> Component data from apps and pages
- - - -

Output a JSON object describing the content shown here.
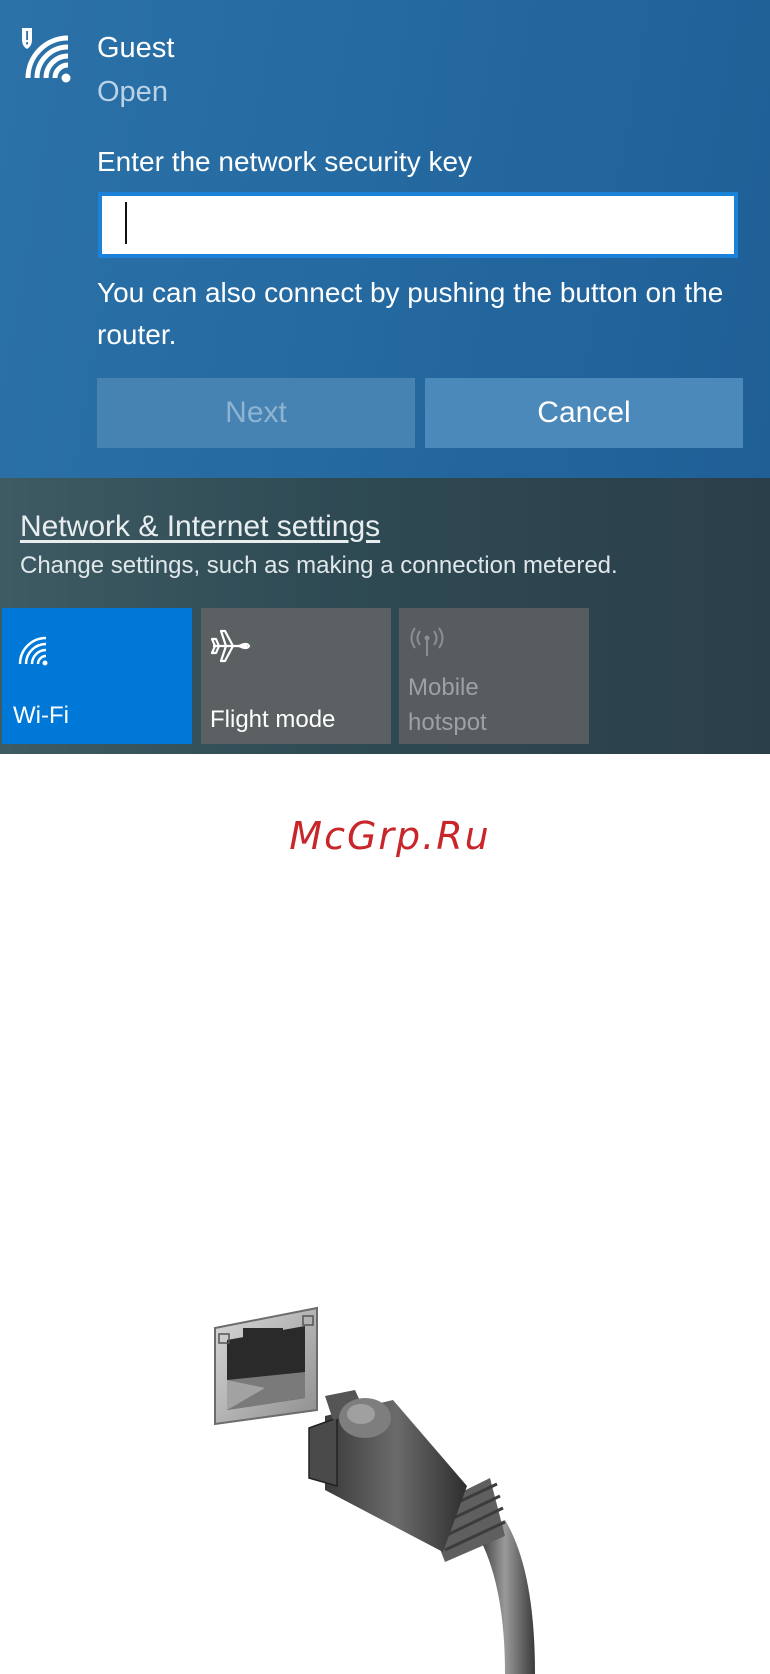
{
  "network": {
    "name": "Guest",
    "status": "Open",
    "icon": "wifi-secured-icon"
  },
  "security_key": {
    "label": "Enter the network security key",
    "value": "",
    "placeholder": ""
  },
  "router_hint": "You can also connect by pushing the button on the router.",
  "buttons": {
    "next": "Next",
    "cancel": "Cancel"
  },
  "settings": {
    "link": "Network & Internet settings",
    "description": "Change settings, such as making a connection metered."
  },
  "quick_actions": [
    {
      "label": "Wi-Fi",
      "icon": "wifi-icon",
      "state": "on"
    },
    {
      "label": "Flight mode",
      "icon": "airplane-icon",
      "state": "off"
    },
    {
      "label_line1": "Mobile",
      "label_line2": "hotspot",
      "icon": "mobile-hotspot-icon",
      "state": "disabled"
    }
  ],
  "watermark": "McGrp.Ru",
  "illustration": "ethernet-cable-and-port",
  "colors": {
    "accent": "#0078d7",
    "panel_blue": "#256aa1",
    "watermark_red": "#c8262a"
  }
}
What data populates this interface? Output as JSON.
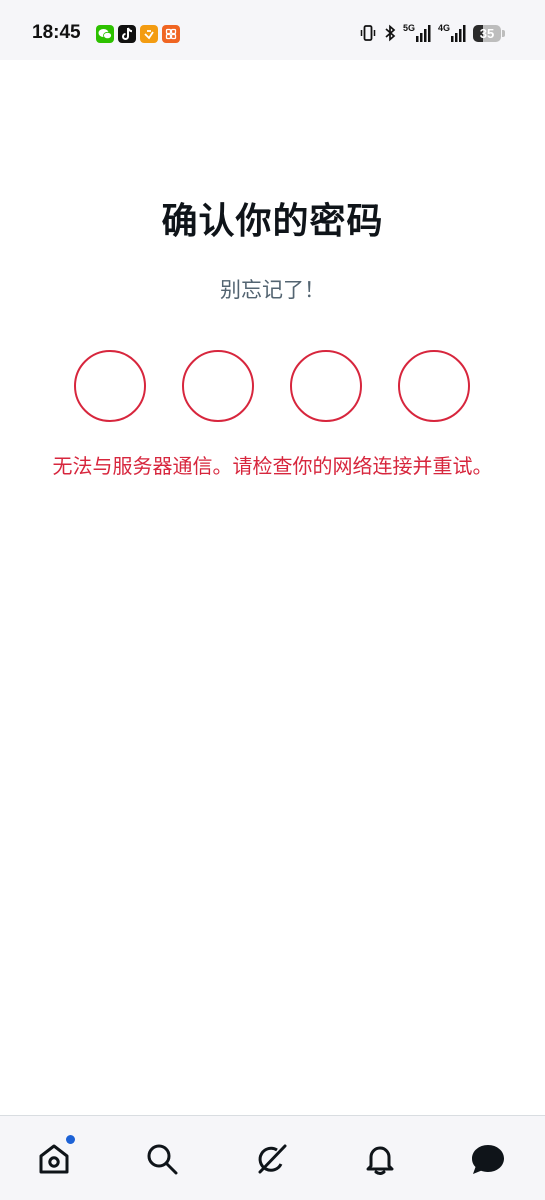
{
  "status_bar": {
    "time": "18:45",
    "battery_level": "35",
    "network_5g": "5G",
    "network_4g": "4G"
  },
  "main": {
    "title": "确认你的密码",
    "subtitle": "别忘记了！",
    "pin_length": 4,
    "error_message": "无法与服务器通信。请检查你的网络连接并重试。",
    "error_color": "#d7263d"
  },
  "bottom_nav": {
    "items": [
      {
        "icon": "home-icon",
        "has_badge": true
      },
      {
        "icon": "search-icon",
        "has_badge": false
      },
      {
        "icon": "grok-icon",
        "has_badge": false
      },
      {
        "icon": "bell-icon",
        "has_badge": false
      },
      {
        "icon": "messages-icon",
        "has_badge": false
      }
    ]
  },
  "colors": {
    "title": "#0f1419",
    "subtitle": "#536471",
    "badge": "#1d62d6"
  }
}
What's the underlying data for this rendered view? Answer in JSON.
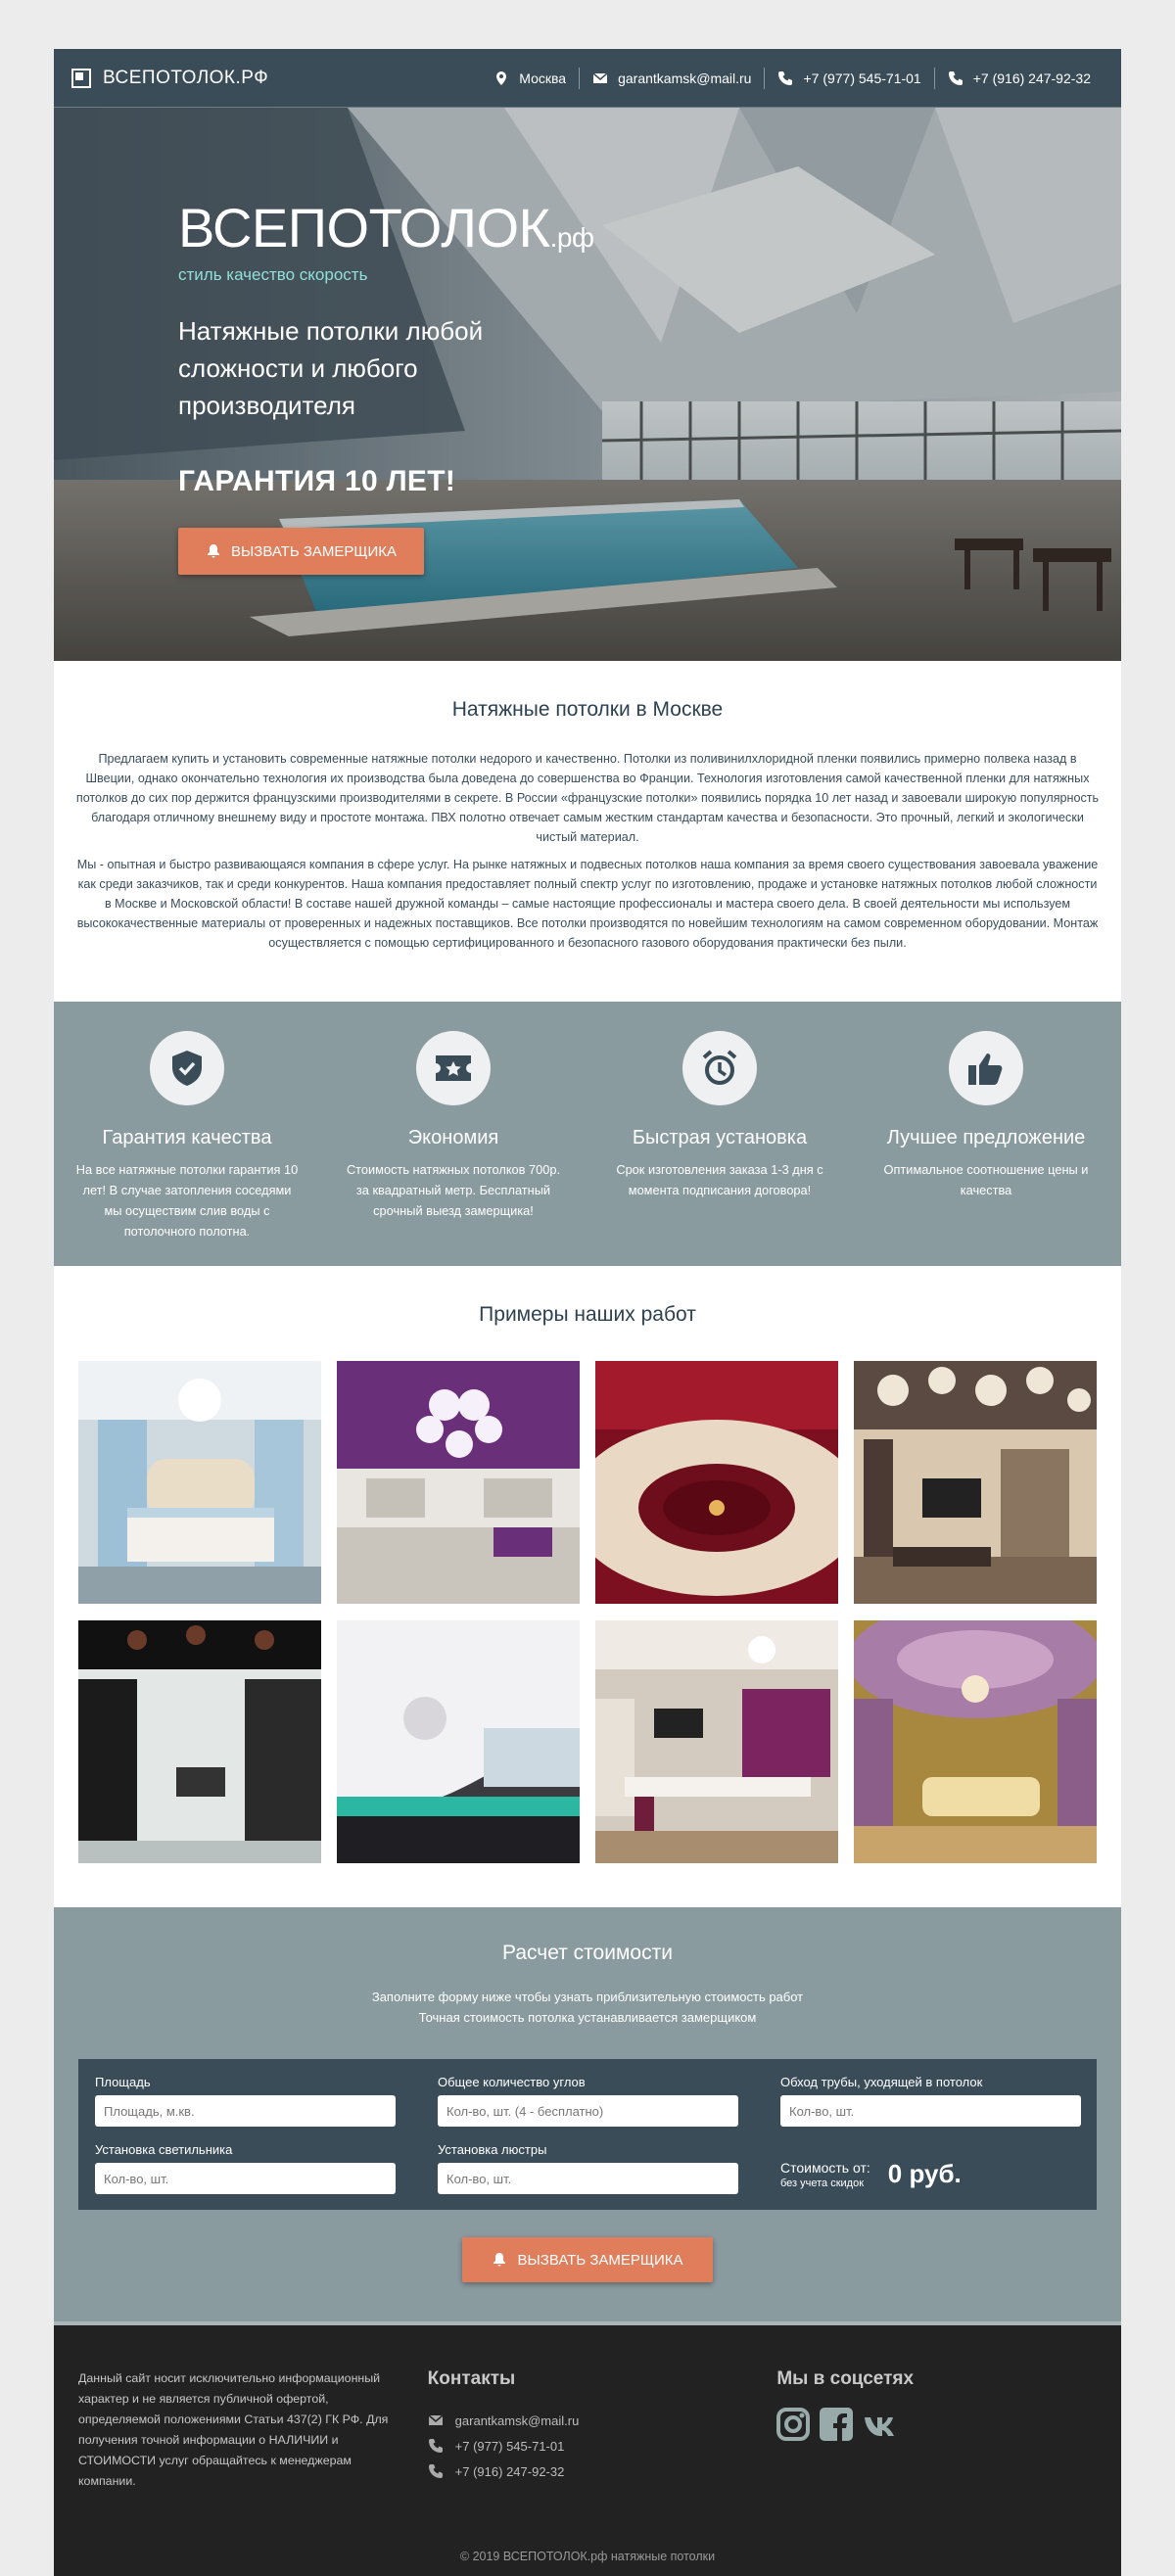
{
  "header": {
    "logo_text": "ВСЕПОТОЛОК.РФ",
    "city": "Москва",
    "email": "garantkamsk@mail.ru",
    "phone1": "+7 (977) 545-71-01",
    "phone2": "+7 (916) 247-92-32"
  },
  "hero": {
    "brand_main": "ВСЕПОТОЛОК",
    "brand_suffix": ".рф",
    "slogan": "стиль качество скорость",
    "subtitle": "Натяжные потолки любой сложности и любого производителя",
    "guarantee": "ГАРАНТИЯ 10 ЛЕТ!",
    "cta_label": "ВЫЗВАТЬ ЗАМЕРЩИКА"
  },
  "about": {
    "title": "Натяжные потолки в Москве",
    "p1": "Предлагаем купить и установить современные натяжные потолки недорого и качественно. Потолки из поливинилхлоридной пленки появились примерно полвека назад в Швеции, однако окончательно технология их производства была доведена до совершенства во Франции. Технология изготовления самой качественной пленки для натяжных потолков до сих пор держится французскими производителями в секрете. В России «французские потолки» появились порядка 10 лет назад и завоевали широкую популярность благодаря отличному внешнему виду и простоте монтажа. ПВХ полотно отвечает самым жестким стандартам качества и безопасности. Это прочный, легкий и экологически чистый материал.",
    "p2": "Мы - опытная и быстро развивающаяся компания в сфере услуг. На рынке натяжных и подвесных потолков наша компания за время своего существования завоевала уважение как среди заказчиков, так и среди конкурентов. Наша компания предоставляет полный спектр услуг по изготовлению, продаже и установке натяжных потолков любой сложности в Москве и Московской области! В составе нашей дружной команды – самые настоящие профессионалы и мастера своего дела. В своей деятельности мы используем высококачественные материалы от проверенных и надежных поставщиков. Все потолки производятся по новейшим технологиям на самом современном оборудовании. Монтаж осуществляется с помощью сертифицированного и безопасного газового оборудования практически без пыли."
  },
  "features": [
    {
      "icon": "shield-check-icon",
      "title": "Гарантия качества",
      "text": "На все натяжные потолки гарантия 10 лет! В случае затопления соседями мы осуществим слив воды с потолочного полотна."
    },
    {
      "icon": "ticket-star-icon",
      "title": "Экономия",
      "text": "Стоимость натяжных потолков 700р. за квадратный метр. Бесплатный срочный выезд замерщика!"
    },
    {
      "icon": "alarm-clock-icon",
      "title": "Быстрая установка",
      "text": "Срок изготовления заказа 1-3 дня с момента подписания договора!"
    },
    {
      "icon": "thumbs-up-icon",
      "title": "Лучшее предложение",
      "text": "Оптимальное соотношение цены и качества"
    }
  ],
  "works": {
    "title": "Примеры наших работ"
  },
  "calc": {
    "title": "Расчет стоимости",
    "hint1": "Заполните форму ниже чтобы узнать приблизительную стоимость работ",
    "hint2": "Точная стоимость потолка устанавливается замерщиком",
    "area_label": "Площадь",
    "area_placeholder": "Площадь, м.кв.",
    "corners_label": "Общее количество углов",
    "corners_placeholder": "Кол-во, шт. (4 - бесплатно)",
    "pipe_label": "Обход трубы, уходящей в потолок",
    "pipe_placeholder": "Кол-во, шт.",
    "lamp_label": "Установка светильника",
    "lamp_placeholder": "Кол-во, шт.",
    "chandelier_label": "Установка люстры",
    "chandelier_placeholder": "Кол-во, шт.",
    "price_label": "Стоимость от:",
    "price_note": "без учета скидок",
    "price_value": "0 руб.",
    "cta_label": "ВЫЗВАТЬ ЗАМЕРЩИКА"
  },
  "footer": {
    "disclaimer": "Данный сайт носит исключительно информационный характер и не является публичной офертой, определяемой положениями Статьи 437(2) ГК РФ. Для получения точной информации о НАЛИЧИИ и СТОИМОСТИ услуг обращайтесь к менеджерам компании.",
    "contacts_title": "Контакты",
    "email": "garantkamsk@mail.ru",
    "phone1": "+7 (977) 545-71-01",
    "phone2": "+7 (916) 247-92-32",
    "social_title": "Мы в соцсетях",
    "copyright": "© 2019 ВСЕПОТОЛОК.рф натяжные потолки"
  },
  "colors": {
    "header_bg": "#3a4c58",
    "accent": "#e07e5b",
    "section_bg": "#8a9ba0",
    "footer_bg": "#222222",
    "slogan": "#8fe0d8"
  }
}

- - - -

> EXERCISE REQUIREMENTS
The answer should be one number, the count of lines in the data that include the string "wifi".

> EXERCISE RESPONSE
2